From the entries below, gather every line containing the string "time".

☆ ☆ ☆

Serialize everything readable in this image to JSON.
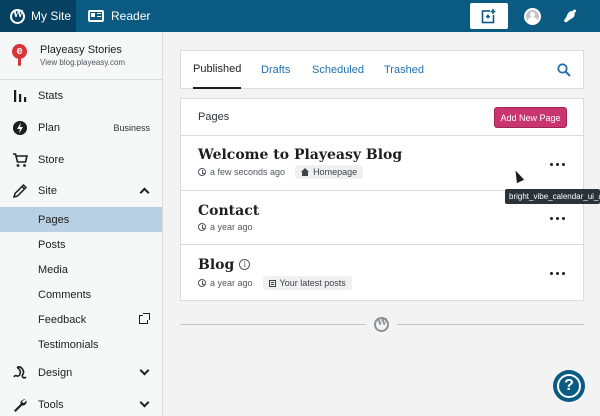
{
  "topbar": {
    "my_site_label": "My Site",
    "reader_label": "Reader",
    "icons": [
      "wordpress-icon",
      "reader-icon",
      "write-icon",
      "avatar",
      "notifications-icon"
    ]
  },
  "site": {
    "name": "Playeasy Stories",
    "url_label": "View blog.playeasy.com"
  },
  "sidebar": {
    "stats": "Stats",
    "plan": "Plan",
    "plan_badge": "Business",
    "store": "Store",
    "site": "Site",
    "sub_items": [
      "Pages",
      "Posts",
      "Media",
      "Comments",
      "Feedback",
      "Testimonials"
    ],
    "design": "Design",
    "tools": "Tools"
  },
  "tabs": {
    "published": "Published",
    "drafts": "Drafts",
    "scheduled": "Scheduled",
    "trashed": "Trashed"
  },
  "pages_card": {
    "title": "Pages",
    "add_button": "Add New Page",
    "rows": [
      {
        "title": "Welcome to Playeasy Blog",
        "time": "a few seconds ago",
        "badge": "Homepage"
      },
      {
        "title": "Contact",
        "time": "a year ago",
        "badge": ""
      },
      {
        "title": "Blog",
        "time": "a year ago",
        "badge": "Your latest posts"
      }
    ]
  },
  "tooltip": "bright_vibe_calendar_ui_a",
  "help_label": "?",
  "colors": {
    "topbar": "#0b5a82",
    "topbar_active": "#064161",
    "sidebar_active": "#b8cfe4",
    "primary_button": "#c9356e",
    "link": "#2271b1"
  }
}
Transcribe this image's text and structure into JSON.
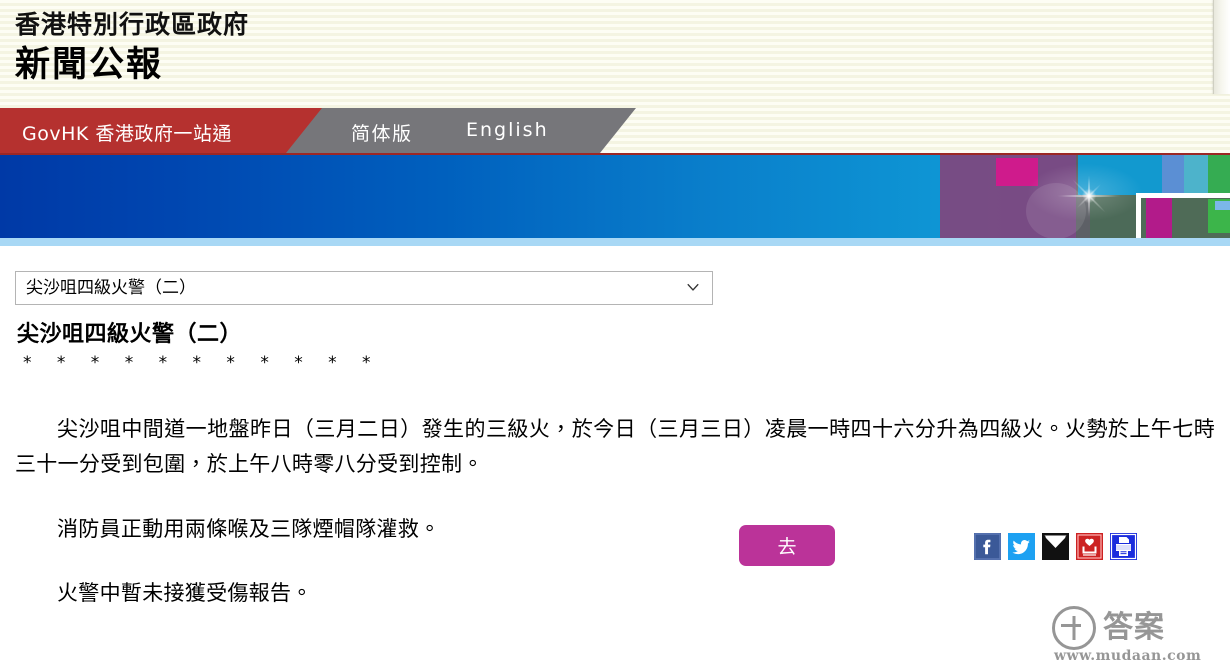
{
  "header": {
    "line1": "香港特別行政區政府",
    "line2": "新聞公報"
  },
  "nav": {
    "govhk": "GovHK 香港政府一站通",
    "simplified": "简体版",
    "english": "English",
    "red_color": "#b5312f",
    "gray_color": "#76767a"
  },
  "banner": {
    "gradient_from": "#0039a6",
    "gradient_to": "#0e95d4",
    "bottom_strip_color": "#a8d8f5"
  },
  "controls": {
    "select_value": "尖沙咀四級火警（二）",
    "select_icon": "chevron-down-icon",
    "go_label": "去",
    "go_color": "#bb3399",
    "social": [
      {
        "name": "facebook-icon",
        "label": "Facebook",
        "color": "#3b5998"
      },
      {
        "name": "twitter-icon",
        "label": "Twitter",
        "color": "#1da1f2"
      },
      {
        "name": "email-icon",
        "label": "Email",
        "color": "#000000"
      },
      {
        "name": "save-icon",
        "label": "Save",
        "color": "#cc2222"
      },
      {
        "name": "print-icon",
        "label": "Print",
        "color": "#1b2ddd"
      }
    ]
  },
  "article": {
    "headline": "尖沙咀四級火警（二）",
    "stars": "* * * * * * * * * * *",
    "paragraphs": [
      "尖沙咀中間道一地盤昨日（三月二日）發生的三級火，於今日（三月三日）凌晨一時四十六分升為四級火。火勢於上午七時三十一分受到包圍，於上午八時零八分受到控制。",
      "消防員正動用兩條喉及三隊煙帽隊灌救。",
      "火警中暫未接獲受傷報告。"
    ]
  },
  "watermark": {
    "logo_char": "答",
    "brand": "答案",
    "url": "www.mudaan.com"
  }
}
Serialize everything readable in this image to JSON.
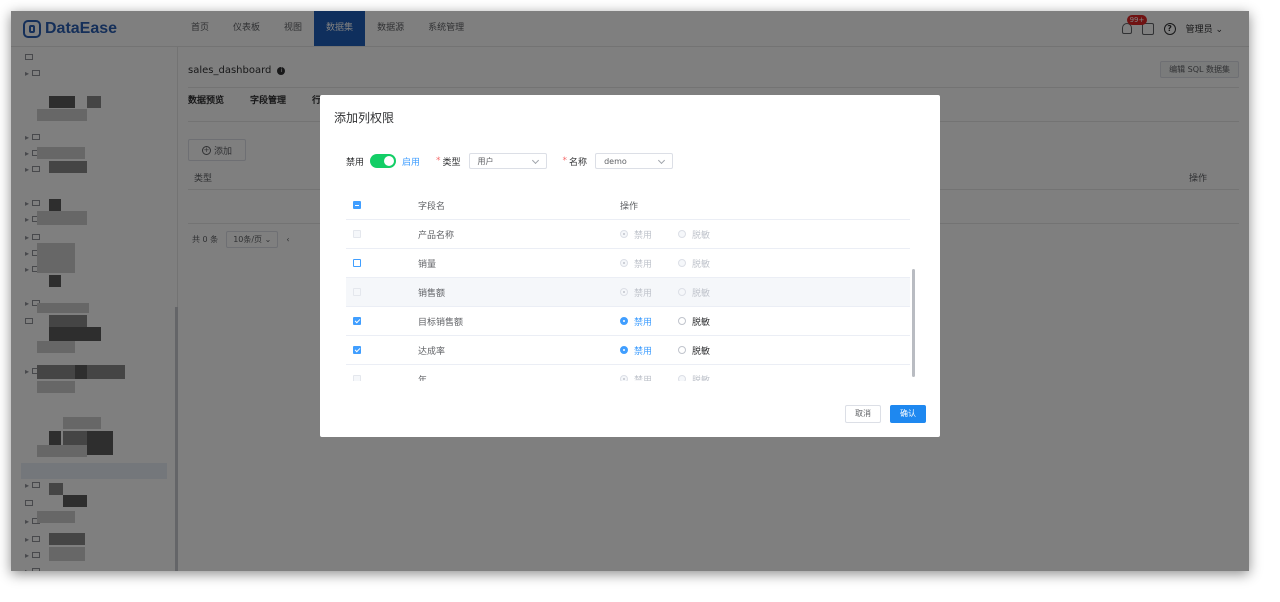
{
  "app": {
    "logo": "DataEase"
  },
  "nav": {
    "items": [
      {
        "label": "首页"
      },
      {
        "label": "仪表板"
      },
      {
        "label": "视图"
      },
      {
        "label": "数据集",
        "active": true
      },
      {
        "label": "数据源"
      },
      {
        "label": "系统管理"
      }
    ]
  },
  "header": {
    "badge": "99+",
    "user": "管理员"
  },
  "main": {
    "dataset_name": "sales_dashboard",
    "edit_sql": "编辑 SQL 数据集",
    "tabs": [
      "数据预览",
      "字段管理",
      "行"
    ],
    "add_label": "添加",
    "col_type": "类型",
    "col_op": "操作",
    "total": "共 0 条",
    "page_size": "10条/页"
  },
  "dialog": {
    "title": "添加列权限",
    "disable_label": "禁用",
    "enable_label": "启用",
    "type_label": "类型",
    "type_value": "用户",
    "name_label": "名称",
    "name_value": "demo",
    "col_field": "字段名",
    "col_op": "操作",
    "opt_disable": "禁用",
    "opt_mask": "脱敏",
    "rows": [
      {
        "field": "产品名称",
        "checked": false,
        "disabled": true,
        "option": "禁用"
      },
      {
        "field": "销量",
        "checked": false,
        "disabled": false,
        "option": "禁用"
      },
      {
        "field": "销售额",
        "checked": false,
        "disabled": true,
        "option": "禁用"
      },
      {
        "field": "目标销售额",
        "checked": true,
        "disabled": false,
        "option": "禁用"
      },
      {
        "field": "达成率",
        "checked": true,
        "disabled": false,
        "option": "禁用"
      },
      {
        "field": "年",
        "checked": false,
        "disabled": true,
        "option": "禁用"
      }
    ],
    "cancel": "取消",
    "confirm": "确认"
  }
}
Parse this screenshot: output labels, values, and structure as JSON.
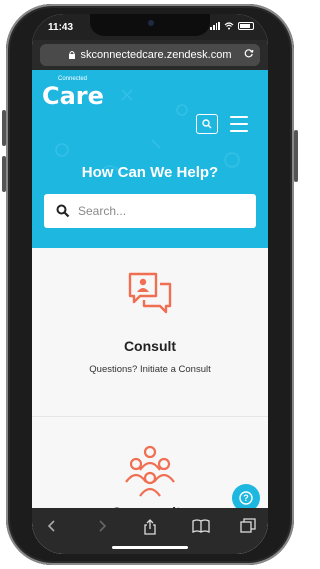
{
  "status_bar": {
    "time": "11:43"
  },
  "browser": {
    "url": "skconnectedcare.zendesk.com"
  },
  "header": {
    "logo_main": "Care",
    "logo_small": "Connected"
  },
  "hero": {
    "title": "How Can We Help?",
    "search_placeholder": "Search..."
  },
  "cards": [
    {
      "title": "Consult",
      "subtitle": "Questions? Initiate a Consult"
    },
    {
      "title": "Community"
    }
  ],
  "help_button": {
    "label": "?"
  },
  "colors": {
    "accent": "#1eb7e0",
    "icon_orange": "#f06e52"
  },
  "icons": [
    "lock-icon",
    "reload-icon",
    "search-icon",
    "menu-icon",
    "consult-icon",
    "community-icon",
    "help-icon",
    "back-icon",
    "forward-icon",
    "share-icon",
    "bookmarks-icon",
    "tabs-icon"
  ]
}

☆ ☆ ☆

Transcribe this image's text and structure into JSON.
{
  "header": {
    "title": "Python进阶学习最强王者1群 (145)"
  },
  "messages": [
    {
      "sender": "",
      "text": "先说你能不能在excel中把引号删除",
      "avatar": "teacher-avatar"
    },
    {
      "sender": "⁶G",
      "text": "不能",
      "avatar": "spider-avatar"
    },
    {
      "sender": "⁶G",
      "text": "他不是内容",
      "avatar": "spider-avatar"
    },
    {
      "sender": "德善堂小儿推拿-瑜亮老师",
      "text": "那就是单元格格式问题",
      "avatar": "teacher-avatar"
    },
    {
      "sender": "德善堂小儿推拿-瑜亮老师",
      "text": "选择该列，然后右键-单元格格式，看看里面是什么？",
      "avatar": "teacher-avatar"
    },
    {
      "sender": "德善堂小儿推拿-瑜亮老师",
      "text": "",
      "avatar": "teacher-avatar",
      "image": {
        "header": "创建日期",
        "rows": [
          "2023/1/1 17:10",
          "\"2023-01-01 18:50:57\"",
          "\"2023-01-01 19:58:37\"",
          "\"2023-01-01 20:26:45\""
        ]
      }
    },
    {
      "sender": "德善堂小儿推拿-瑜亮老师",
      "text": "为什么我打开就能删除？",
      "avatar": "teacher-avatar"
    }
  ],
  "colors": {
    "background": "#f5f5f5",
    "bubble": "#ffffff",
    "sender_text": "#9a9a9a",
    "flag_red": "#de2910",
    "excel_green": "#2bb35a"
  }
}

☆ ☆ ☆

- Answer to this problem -
        "time": "a few seconds ago",
        "time": "a year ago",
        "time": "a year ago",
    "time": "11:43"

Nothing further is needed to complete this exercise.